Segment Open
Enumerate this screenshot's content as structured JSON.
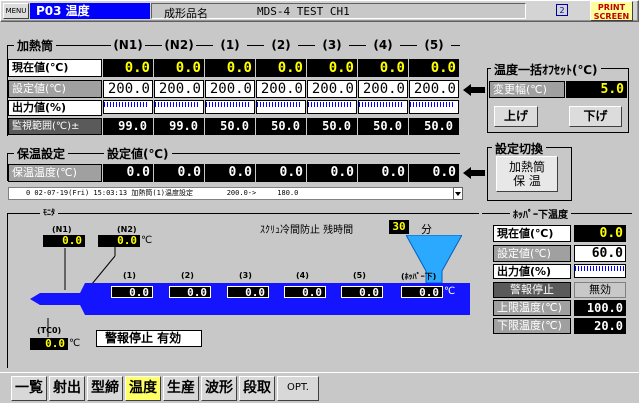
{
  "header": {
    "menu": "MENU",
    "screen_id": "P03 温度",
    "product_label": "成形品名",
    "product_name": "MDS-4 TEST CH1",
    "page_no": "2",
    "print_line1": "PRINT",
    "print_line2": "SCREEN"
  },
  "heater": {
    "title": "加熱筒",
    "columns": [
      "(N1)",
      "(N2)",
      "(1)",
      "(2)",
      "(3)",
      "(4)",
      "(5)"
    ],
    "current_label": "現在値(℃)",
    "current": [
      "0.0",
      "0.0",
      "0.0",
      "0.0",
      "0.0",
      "0.0",
      "0.0"
    ],
    "set_label": "設定値(℃)",
    "set": [
      "200.0",
      "200.0",
      "200.0",
      "200.0",
      "200.0",
      "200.0",
      "200.0"
    ],
    "output_label": "出力値(%)",
    "output_percent": [
      5,
      5,
      5,
      5,
      5,
      5,
      5
    ],
    "monitor_label": "監視範囲(℃)±",
    "monitor": [
      "99.0",
      "99.0",
      "50.0",
      "50.0",
      "50.0",
      "50.0",
      "50.0"
    ]
  },
  "bulk": {
    "title": "温度一括ｵﾌｾｯﾄ(℃)",
    "change_label": "変更幅(℃)",
    "change_value": "5.0",
    "up_label": "上げ",
    "down_label": "下げ"
  },
  "hold": {
    "title": "保温設定",
    "set_title": "設定値(℃)",
    "row_label": "保温温度(℃)",
    "values": [
      "0.0",
      "0.0",
      "0.0",
      "0.0",
      "0.0",
      "0.0",
      "0.0"
    ]
  },
  "switch": {
    "title": "設定切換",
    "button_line1": "加熱筒",
    "button_line2": "保 温"
  },
  "log": {
    "text": "0 02-07-19(Fri) 15:03:13 加熱筒(1)温度設定        200.0->     180.0"
  },
  "monitor": {
    "title": "ﾓﾆﾀ",
    "screw_label": "ｽｸﾘｭ冷間防止 残時間",
    "screw_value": "30",
    "screw_unit": "分",
    "n1_label": "(N1)",
    "n1_value": "0.0",
    "n2_label": "(N2)",
    "n2_value": "0.0",
    "n2_unit": "℃",
    "zone_labels": [
      "(1)",
      "(2)",
      "(3)",
      "(4)",
      "(5)",
      "(ﾎｯﾊﾟｰ下)"
    ],
    "zone_values": [
      "0.0",
      "0.0",
      "0.0",
      "0.0",
      "0.0",
      "0.0"
    ],
    "zone_unit": "℃",
    "tc0_label": "(TC0)",
    "tc0_value": "0.0",
    "tc0_unit": "℃",
    "alarm_text": "警報停止 有効"
  },
  "hopper": {
    "title": "ﾎｯﾊﾟｰ下温度",
    "current_label": "現在値(℃)",
    "current": "0.0",
    "set_label": "設定値(℃)",
    "set": "60.0",
    "output_label": "出力値(%)",
    "output_percent": 5,
    "alarm_label": "警報停止",
    "alarm_value": "無効",
    "upper_label": "上限温度(℃)",
    "upper": "100.0",
    "lower_label": "下限温度(℃)",
    "lower": "20.0"
  },
  "tabs": [
    {
      "label": "一覧",
      "active": false
    },
    {
      "label": "射出",
      "active": false
    },
    {
      "label": "型締",
      "active": false
    },
    {
      "label": "温度",
      "active": true
    },
    {
      "label": "生産",
      "active": false
    },
    {
      "label": "波形",
      "active": false
    },
    {
      "label": "段取",
      "active": false
    },
    {
      "label": "OPT.",
      "active": false
    }
  ],
  "colors": {
    "active_tab": "#ffff66",
    "screen_id_bg": "#0000ff",
    "screw_body": "#1414ff",
    "hopper_cone": "#2aa9ff",
    "value_text": "#ffff00"
  }
}
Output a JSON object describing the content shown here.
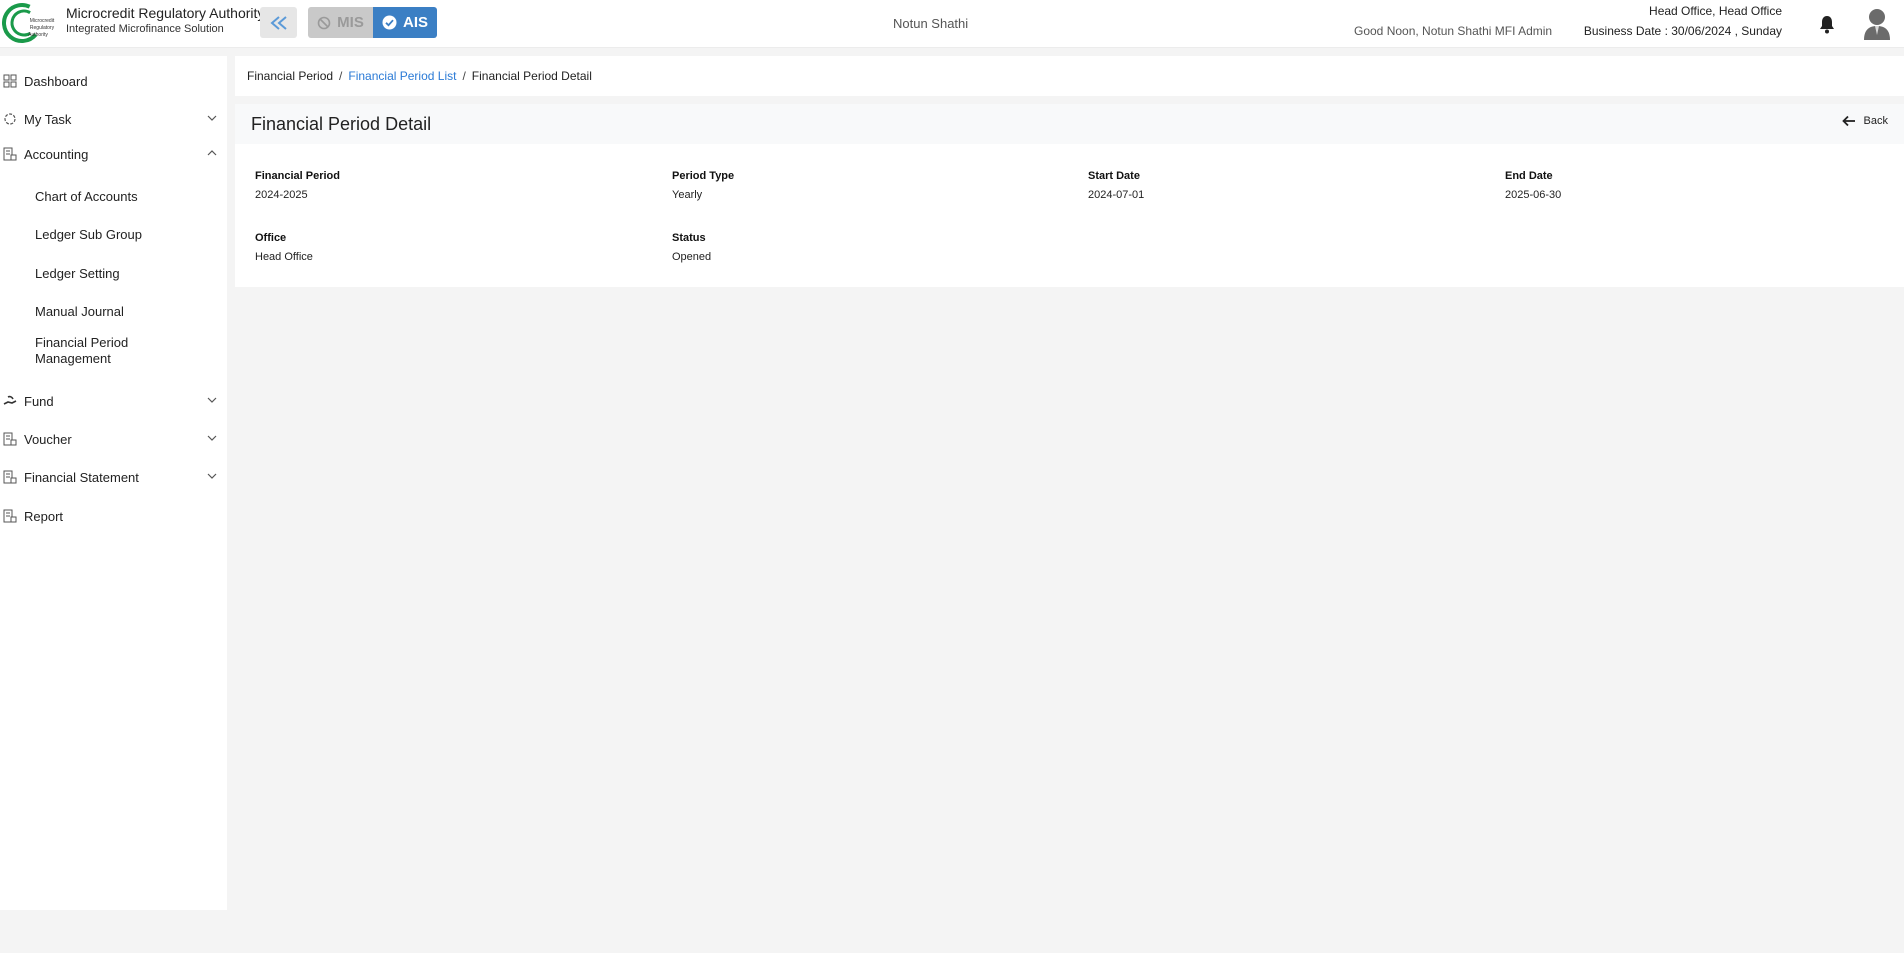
{
  "header": {
    "brand_title": "Microcredit Regulatory Authority",
    "brand_subtitle": "Integrated Microfinance Solution",
    "logo_text": "Microcredit Regulatory Authority",
    "mis_label": "MIS",
    "ais_label": "AIS",
    "org_name": "Notun Shathi",
    "greeting": "Good Noon, Notun Shathi MFI Admin",
    "office": "Head Office, Head Office",
    "business_date": "Business Date : 30/06/2024 , Sunday"
  },
  "sidebar": {
    "items": [
      {
        "label": "Dashboard",
        "icon": "grid-icon"
      },
      {
        "label": "My Task",
        "icon": "spinner-icon"
      },
      {
        "label": "Accounting",
        "icon": "ledger-icon"
      },
      {
        "label": "Fund",
        "icon": "hand-money-icon"
      },
      {
        "label": "Voucher",
        "icon": "ledger-icon"
      },
      {
        "label": "Financial Statement",
        "icon": "ledger-icon"
      },
      {
        "label": "Report",
        "icon": "ledger-icon"
      }
    ],
    "accounting_sub": [
      "Chart of Accounts",
      "Ledger Sub Group",
      "Ledger Setting",
      "Manual Journal",
      "Financial Period Management"
    ]
  },
  "breadcrumb": {
    "root": "Financial Period",
    "list": "Financial Period List",
    "current": "Financial Period Detail",
    "separator": "/"
  },
  "detail": {
    "title": "Financial Period Detail",
    "back_label": "Back",
    "fields": [
      {
        "label": "Financial Period",
        "value": "2024-2025"
      },
      {
        "label": "Period Type",
        "value": "Yearly"
      },
      {
        "label": "Start Date",
        "value": "2024-07-01"
      },
      {
        "label": "End Date",
        "value": "2025-06-30"
      },
      {
        "label": "Office",
        "value": "Head Office"
      },
      {
        "label": "Status",
        "value": "Opened"
      }
    ]
  },
  "colors": {
    "accent": "#3b7fc4",
    "link": "#2a7ad6",
    "logo_green": "#1a9a4a"
  }
}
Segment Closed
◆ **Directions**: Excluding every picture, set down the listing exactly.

◆ **Response**:
Enumerate this screenshot's content as structured JSON.
{
  "header": {
    "menu": "MENU",
    "screen_id": "P03 温度",
    "product_label": "成形品名",
    "product_name": "MDS-4 TEST CH1",
    "page_no": "2",
    "print_line1": "PRINT",
    "print_line2": "SCREEN"
  },
  "heater": {
    "title": "加熱筒",
    "columns": [
      "(N1)",
      "(N2)",
      "(1)",
      "(2)",
      "(3)",
      "(4)",
      "(5)"
    ],
    "current_label": "現在値(℃)",
    "current": [
      "0.0",
      "0.0",
      "0.0",
      "0.0",
      "0.0",
      "0.0",
      "0.0"
    ],
    "set_label": "設定値(℃)",
    "set": [
      "200.0",
      "200.0",
      "200.0",
      "200.0",
      "200.0",
      "200.0",
      "200.0"
    ],
    "output_label": "出力値(%)",
    "output_percent": [
      5,
      5,
      5,
      5,
      5,
      5,
      5
    ],
    "monitor_label": "監視範囲(℃)±",
    "monitor": [
      "99.0",
      "99.0",
      "50.0",
      "50.0",
      "50.0",
      "50.0",
      "50.0"
    ]
  },
  "bulk": {
    "title": "温度一括ｵﾌｾｯﾄ(℃)",
    "change_label": "変更幅(℃)",
    "change_value": "5.0",
    "up_label": "上げ",
    "down_label": "下げ"
  },
  "hold": {
    "title": "保温設定",
    "set_title": "設定値(℃)",
    "row_label": "保温温度(℃)",
    "values": [
      "0.0",
      "0.0",
      "0.0",
      "0.0",
      "0.0",
      "0.0",
      "0.0"
    ]
  },
  "switch": {
    "title": "設定切換",
    "button_line1": "加熱筒",
    "button_line2": "保 温"
  },
  "log": {
    "text": "0 02-07-19(Fri) 15:03:13 加熱筒(1)温度設定        200.0->     180.0"
  },
  "monitor": {
    "title": "ﾓﾆﾀ",
    "screw_label": "ｽｸﾘｭ冷間防止 残時間",
    "screw_value": "30",
    "screw_unit": "分",
    "n1_label": "(N1)",
    "n1_value": "0.0",
    "n2_label": "(N2)",
    "n2_value": "0.0",
    "n2_unit": "℃",
    "zone_labels": [
      "(1)",
      "(2)",
      "(3)",
      "(4)",
      "(5)",
      "(ﾎｯﾊﾟｰ下)"
    ],
    "zone_values": [
      "0.0",
      "0.0",
      "0.0",
      "0.0",
      "0.0",
      "0.0"
    ],
    "zone_unit": "℃",
    "tc0_label": "(TC0)",
    "tc0_value": "0.0",
    "tc0_unit": "℃",
    "alarm_text": "警報停止 有効"
  },
  "hopper": {
    "title": "ﾎｯﾊﾟｰ下温度",
    "current_label": "現在値(℃)",
    "current": "0.0",
    "set_label": "設定値(℃)",
    "set": "60.0",
    "output_label": "出力値(%)",
    "output_percent": 5,
    "alarm_label": "警報停止",
    "alarm_value": "無効",
    "upper_label": "上限温度(℃)",
    "upper": "100.0",
    "lower_label": "下限温度(℃)",
    "lower": "20.0"
  },
  "tabs": [
    {
      "label": "一覧",
      "active": false
    },
    {
      "label": "射出",
      "active": false
    },
    {
      "label": "型締",
      "active": false
    },
    {
      "label": "温度",
      "active": true
    },
    {
      "label": "生産",
      "active": false
    },
    {
      "label": "波形",
      "active": false
    },
    {
      "label": "段取",
      "active": false
    },
    {
      "label": "OPT.",
      "active": false
    }
  ],
  "colors": {
    "active_tab": "#ffff66",
    "screen_id_bg": "#0000ff",
    "screw_body": "#1414ff",
    "hopper_cone": "#2aa9ff",
    "value_text": "#ffff00"
  }
}
Output a JSON object describing the content shown here.
{
  "header": {
    "brand_title": "Microcredit Regulatory Authority",
    "brand_subtitle": "Integrated Microfinance Solution",
    "logo_text": "Microcredit Regulatory Authority",
    "mis_label": "MIS",
    "ais_label": "AIS",
    "org_name": "Notun Shathi",
    "greeting": "Good Noon, Notun Shathi MFI Admin",
    "office": "Head Office, Head Office",
    "business_date": "Business Date : 30/06/2024 , Sunday"
  },
  "sidebar": {
    "items": [
      {
        "label": "Dashboard",
        "icon": "grid-icon"
      },
      {
        "label": "My Task",
        "icon": "spinner-icon"
      },
      {
        "label": "Accounting",
        "icon": "ledger-icon"
      },
      {
        "label": "Fund",
        "icon": "hand-money-icon"
      },
      {
        "label": "Voucher",
        "icon": "ledger-icon"
      },
      {
        "label": "Financial Statement",
        "icon": "ledger-icon"
      },
      {
        "label": "Report",
        "icon": "ledger-icon"
      }
    ],
    "accounting_sub": [
      "Chart of Accounts",
      "Ledger Sub Group",
      "Ledger Setting",
      "Manual Journal",
      "Financial Period Management"
    ]
  },
  "breadcrumb": {
    "root": "Financial Period",
    "list": "Financial Period List",
    "current": "Financial Period Detail",
    "separator": "/"
  },
  "detail": {
    "title": "Financial Period Detail",
    "back_label": "Back",
    "fields": [
      {
        "label": "Financial Period",
        "value": "2024-2025"
      },
      {
        "label": "Period Type",
        "value": "Yearly"
      },
      {
        "label": "Start Date",
        "value": "2024-07-01"
      },
      {
        "label": "End Date",
        "value": "2025-06-30"
      },
      {
        "label": "Office",
        "value": "Head Office"
      },
      {
        "label": "Status",
        "value": "Opened"
      }
    ]
  },
  "colors": {
    "accent": "#3b7fc4",
    "link": "#2a7ad6",
    "logo_green": "#1a9a4a"
  }
}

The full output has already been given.